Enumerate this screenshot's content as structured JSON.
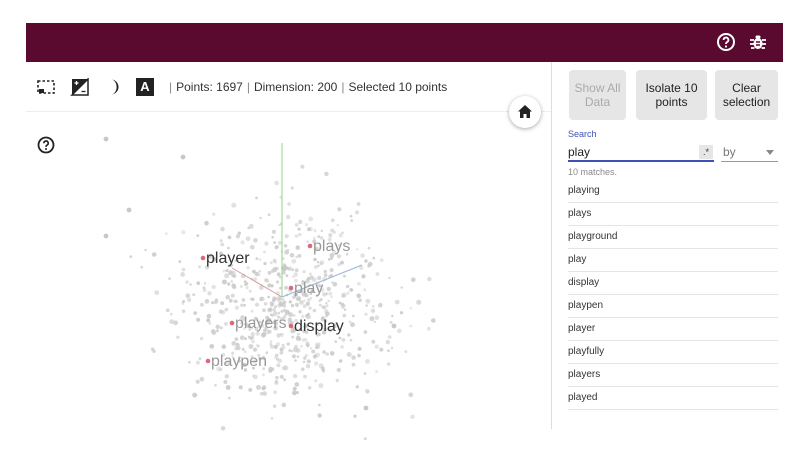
{
  "header": {
    "help_icon": "help-circle-icon",
    "bug_icon": "bug-icon",
    "color": "#5a0a2e"
  },
  "toolbar": {
    "icons": [
      "bounding-box-select-icon",
      "contrast-icon",
      "night-mode-icon",
      "label-text-icon"
    ],
    "label_icon_letter": "A",
    "points": "Points: 1697",
    "dimension": "Dimension: 200",
    "selected": "Selected 10 points",
    "separator": "|"
  },
  "canvas": {
    "home_icon": "home-icon",
    "help_icon": "help-circle-icon",
    "labels": [
      {
        "text": "player",
        "tone": "dark"
      },
      {
        "text": "plays",
        "tone": "light"
      },
      {
        "text": "play",
        "tone": "light"
      },
      {
        "text": "players",
        "tone": "light"
      },
      {
        "text": "display",
        "tone": "dark"
      },
      {
        "text": "playpen",
        "tone": "light"
      }
    ],
    "axis_colors": {
      "x": "#d7a0a0",
      "y": "#8fd68f",
      "z": "#9ab6d6"
    },
    "point_color": "#c8c8c8",
    "selected_color": "#e0667a"
  },
  "panel": {
    "buttons": {
      "show_all": "Show All Data",
      "isolate": "Isolate 10 points",
      "clear": "Clear selection"
    },
    "search": {
      "label": "Search",
      "value": "play",
      "regex": ".*",
      "by": "by",
      "matches": "10 matches."
    },
    "results": [
      "playing",
      "plays",
      "playground",
      "play",
      "display",
      "playpen",
      "player",
      "playfully",
      "players",
      "played"
    ]
  }
}
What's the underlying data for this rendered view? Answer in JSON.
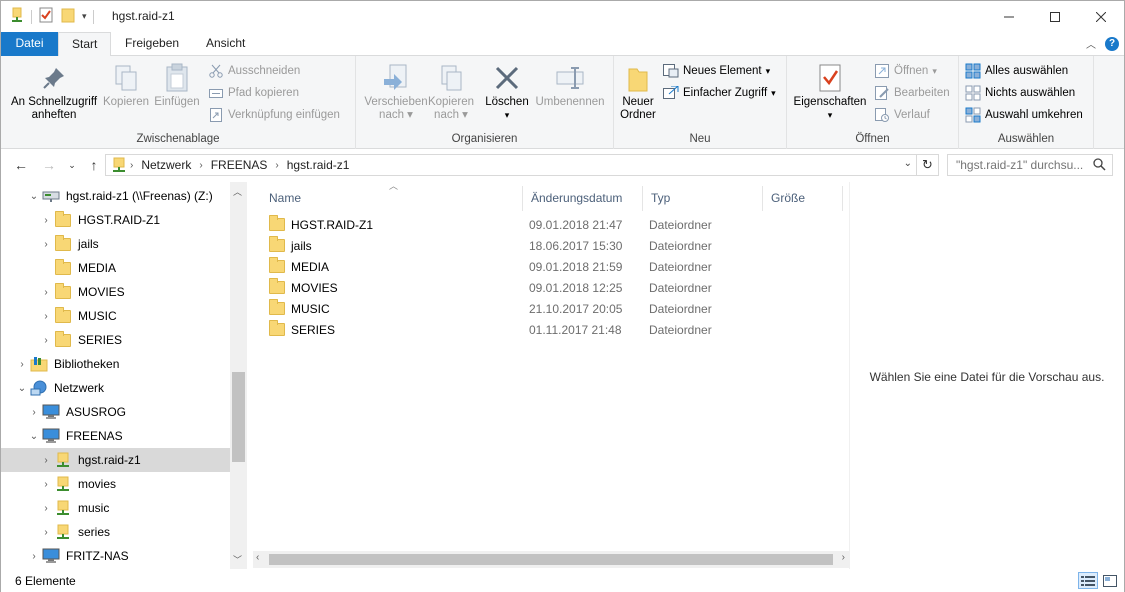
{
  "window": {
    "title": "hgst.raid-z1",
    "minimize_icon": "minimize-icon",
    "maximize_icon": "maximize-icon",
    "close_icon": "close-icon"
  },
  "ribbon_tabs": [
    "Datei",
    "Start",
    "Freigeben",
    "Ansicht"
  ],
  "ribbon": {
    "clipboard": {
      "label": "Zwischenablage",
      "pin_line1": "An Schnellzugriff",
      "pin_line2": "anheften",
      "copy": "Kopieren",
      "paste": "Einfügen",
      "cut": "Ausschneiden",
      "copy_path": "Pfad kopieren",
      "paste_shortcut": "Verknüpfung einfügen"
    },
    "organize": {
      "label": "Organisieren",
      "move_line1": "Verschieben",
      "move_line2": "nach",
      "copy_line1": "Kopieren",
      "copy_line2": "nach",
      "delete": "Löschen",
      "rename": "Umbenennen"
    },
    "new": {
      "label": "Neu",
      "new_folder_line1": "Neuer",
      "new_folder_line2": "Ordner",
      "new_item": "Neues Element",
      "easy_access": "Einfacher Zugriff"
    },
    "open": {
      "label": "Öffnen",
      "properties": "Eigenschaften",
      "open": "Öffnen",
      "edit": "Bearbeiten",
      "history": "Verlauf"
    },
    "select": {
      "label": "Auswählen",
      "select_all": "Alles auswählen",
      "select_none": "Nichts auswählen",
      "invert": "Auswahl umkehren"
    }
  },
  "address": {
    "crumbs": [
      "Netzwerk",
      "FREENAS",
      "hgst.raid-z1"
    ],
    "search_placeholder": "\"hgst.raid-z1\" durchsu..."
  },
  "nav_tree": [
    {
      "label": "hgst.raid-z1 (\\\\Freenas) (Z:)",
      "level": 1,
      "expander": "expanded",
      "icon": "network-drive-icon"
    },
    {
      "label": "HGST.RAID-Z1",
      "level": 2,
      "expander": "collapsed",
      "icon": "folder-icon"
    },
    {
      "label": "jails",
      "level": 2,
      "expander": "collapsed",
      "icon": "folder-icon"
    },
    {
      "label": "MEDIA",
      "level": 2,
      "expander": "none",
      "icon": "folder-icon"
    },
    {
      "label": "MOVIES",
      "level": 2,
      "expander": "collapsed",
      "icon": "folder-icon"
    },
    {
      "label": "MUSIC",
      "level": 2,
      "expander": "collapsed",
      "icon": "folder-icon"
    },
    {
      "label": "SERIES",
      "level": 2,
      "expander": "collapsed",
      "icon": "folder-icon"
    },
    {
      "label": "Bibliotheken",
      "level": 0,
      "expander": "collapsed",
      "icon": "libraries-icon"
    },
    {
      "label": "Netzwerk",
      "level": 0,
      "expander": "expanded",
      "icon": "network-icon"
    },
    {
      "label": "ASUSROG",
      "level": 1,
      "expander": "collapsed",
      "icon": "computer-icon"
    },
    {
      "label": "FREENAS",
      "level": 1,
      "expander": "expanded",
      "icon": "computer-icon"
    },
    {
      "label": "hgst.raid-z1",
      "level": 2,
      "expander": "collapsed",
      "icon": "network-share-icon",
      "selected": true
    },
    {
      "label": "movies",
      "level": 2,
      "expander": "collapsed",
      "icon": "network-share-icon"
    },
    {
      "label": "music",
      "level": 2,
      "expander": "collapsed",
      "icon": "network-share-icon"
    },
    {
      "label": "series",
      "level": 2,
      "expander": "collapsed",
      "icon": "network-share-icon"
    },
    {
      "label": "FRITZ-NAS",
      "level": 1,
      "expander": "collapsed",
      "icon": "computer-icon"
    }
  ],
  "file_columns": [
    "Name",
    "Änderungsdatum",
    "Typ",
    "Größe"
  ],
  "files": [
    {
      "name": "HGST.RAID-Z1",
      "date": "09.01.2018 21:47",
      "type": "Dateiordner"
    },
    {
      "name": "jails",
      "date": "18.06.2017 15:30",
      "type": "Dateiordner"
    },
    {
      "name": "MEDIA",
      "date": "09.01.2018 21:59",
      "type": "Dateiordner"
    },
    {
      "name": "MOVIES",
      "date": "09.01.2018 12:25",
      "type": "Dateiordner"
    },
    {
      "name": "MUSIC",
      "date": "21.10.2017 20:05",
      "type": "Dateiordner"
    },
    {
      "name": "SERIES",
      "date": "01.11.2017 21:48",
      "type": "Dateiordner"
    }
  ],
  "preview_text": "Wählen Sie eine Datei für die Vorschau aus.",
  "status": {
    "count": "6 Elemente"
  },
  "colors": {
    "file_tab": "#1979ca",
    "ribbon_bg": "#f5f6f7",
    "selected_row": "#d9d9d9",
    "folder": "#f8d775"
  }
}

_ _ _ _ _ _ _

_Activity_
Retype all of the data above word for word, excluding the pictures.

_Written response_
Enumerate this screenshot's content as structured JSON.
{
  "header": {
    "help_icon": "help-circle-icon",
    "bug_icon": "bug-icon",
    "color": "#5a0a2e"
  },
  "toolbar": {
    "icons": [
      "bounding-box-select-icon",
      "contrast-icon",
      "night-mode-icon",
      "label-text-icon"
    ],
    "label_icon_letter": "A",
    "points": "Points: 1697",
    "dimension": "Dimension: 200",
    "selected": "Selected 10 points",
    "separator": "|"
  },
  "canvas": {
    "home_icon": "home-icon",
    "help_icon": "help-circle-icon",
    "labels": [
      {
        "text": "player",
        "tone": "dark"
      },
      {
        "text": "plays",
        "tone": "light"
      },
      {
        "text": "play",
        "tone": "light"
      },
      {
        "text": "players",
        "tone": "light"
      },
      {
        "text": "display",
        "tone": "dark"
      },
      {
        "text": "playpen",
        "tone": "light"
      }
    ],
    "axis_colors": {
      "x": "#d7a0a0",
      "y": "#8fd68f",
      "z": "#9ab6d6"
    },
    "point_color": "#c8c8c8",
    "selected_color": "#e0667a"
  },
  "panel": {
    "buttons": {
      "show_all": "Show All Data",
      "isolate": "Isolate 10 points",
      "clear": "Clear selection"
    },
    "search": {
      "label": "Search",
      "value": "play",
      "regex": ".*",
      "by": "by",
      "matches": "10 matches."
    },
    "results": [
      "playing",
      "plays",
      "playground",
      "play",
      "display",
      "playpen",
      "player",
      "playfully",
      "players",
      "played"
    ]
  }
}
What's the underlying data for this rendered view? Answer in JSON.
{
  "window": {
    "title": "hgst.raid-z1",
    "minimize_icon": "minimize-icon",
    "maximize_icon": "maximize-icon",
    "close_icon": "close-icon"
  },
  "ribbon_tabs": [
    "Datei",
    "Start",
    "Freigeben",
    "Ansicht"
  ],
  "ribbon": {
    "clipboard": {
      "label": "Zwischenablage",
      "pin_line1": "An Schnellzugriff",
      "pin_line2": "anheften",
      "copy": "Kopieren",
      "paste": "Einfügen",
      "cut": "Ausschneiden",
      "copy_path": "Pfad kopieren",
      "paste_shortcut": "Verknüpfung einfügen"
    },
    "organize": {
      "label": "Organisieren",
      "move_line1": "Verschieben",
      "move_line2": "nach",
      "copy_line1": "Kopieren",
      "copy_line2": "nach",
      "delete": "Löschen",
      "rename": "Umbenennen"
    },
    "new": {
      "label": "Neu",
      "new_folder_line1": "Neuer",
      "new_folder_line2": "Ordner",
      "new_item": "Neues Element",
      "easy_access": "Einfacher Zugriff"
    },
    "open": {
      "label": "Öffnen",
      "properties": "Eigenschaften",
      "open": "Öffnen",
      "edit": "Bearbeiten",
      "history": "Verlauf"
    },
    "select": {
      "label": "Auswählen",
      "select_all": "Alles auswählen",
      "select_none": "Nichts auswählen",
      "invert": "Auswahl umkehren"
    }
  },
  "address": {
    "crumbs": [
      "Netzwerk",
      "FREENAS",
      "hgst.raid-z1"
    ],
    "search_placeholder": "\"hgst.raid-z1\" durchsu..."
  },
  "nav_tree": [
    {
      "label": "hgst.raid-z1 (\\\\Freenas) (Z:)",
      "level": 1,
      "expander": "expanded",
      "icon": "network-drive-icon"
    },
    {
      "label": "HGST.RAID-Z1",
      "level": 2,
      "expander": "collapsed",
      "icon": "folder-icon"
    },
    {
      "label": "jails",
      "level": 2,
      "expander": "collapsed",
      "icon": "folder-icon"
    },
    {
      "label": "MEDIA",
      "level": 2,
      "expander": "none",
      "icon": "folder-icon"
    },
    {
      "label": "MOVIES",
      "level": 2,
      "expander": "collapsed",
      "icon": "folder-icon"
    },
    {
      "label": "MUSIC",
      "level": 2,
      "expander": "collapsed",
      "icon": "folder-icon"
    },
    {
      "label": "SERIES",
      "level": 2,
      "expander": "collapsed",
      "icon": "folder-icon"
    },
    {
      "label": "Bibliotheken",
      "level": 0,
      "expander": "collapsed",
      "icon": "libraries-icon"
    },
    {
      "label": "Netzwerk",
      "level": 0,
      "expander": "expanded",
      "icon": "network-icon"
    },
    {
      "label": "ASUSROG",
      "level": 1,
      "expander": "collapsed",
      "icon": "computer-icon"
    },
    {
      "label": "FREENAS",
      "level": 1,
      "expander": "expanded",
      "icon": "computer-icon"
    },
    {
      "label": "hgst.raid-z1",
      "level": 2,
      "expander": "collapsed",
      "icon": "network-share-icon",
      "selected": true
    },
    {
      "label": "movies",
      "level": 2,
      "expander": "collapsed",
      "icon": "network-share-icon"
    },
    {
      "label": "music",
      "level": 2,
      "expander": "collapsed",
      "icon": "network-share-icon"
    },
    {
      "label": "series",
      "level": 2,
      "expander": "collapsed",
      "icon": "network-share-icon"
    },
    {
      "label": "FRITZ-NAS",
      "level": 1,
      "expander": "collapsed",
      "icon": "computer-icon"
    }
  ],
  "file_columns": [
    "Name",
    "Änderungsdatum",
    "Typ",
    "Größe"
  ],
  "files": [
    {
      "name": "HGST.RAID-Z1",
      "date": "09.01.2018 21:47",
      "type": "Dateiordner"
    },
    {
      "name": "jails",
      "date": "18.06.2017 15:30",
      "type": "Dateiordner"
    },
    {
      "name": "MEDIA",
      "date": "09.01.2018 21:59",
      "type": "Dateiordner"
    },
    {
      "name": "MOVIES",
      "date": "09.01.2018 12:25",
      "type": "Dateiordner"
    },
    {
      "name": "MUSIC",
      "date": "21.10.2017 20:05",
      "type": "Dateiordner"
    },
    {
      "name": "SERIES",
      "date": "01.11.2017 21:48",
      "type": "Dateiordner"
    }
  ],
  "preview_text": "Wählen Sie eine Datei für die Vorschau aus.",
  "status": {
    "count": "6 Elemente"
  },
  "colors": {
    "file_tab": "#1979ca",
    "ribbon_bg": "#f5f6f7",
    "selected_row": "#d9d9d9",
    "folder": "#f8d775"
  }
}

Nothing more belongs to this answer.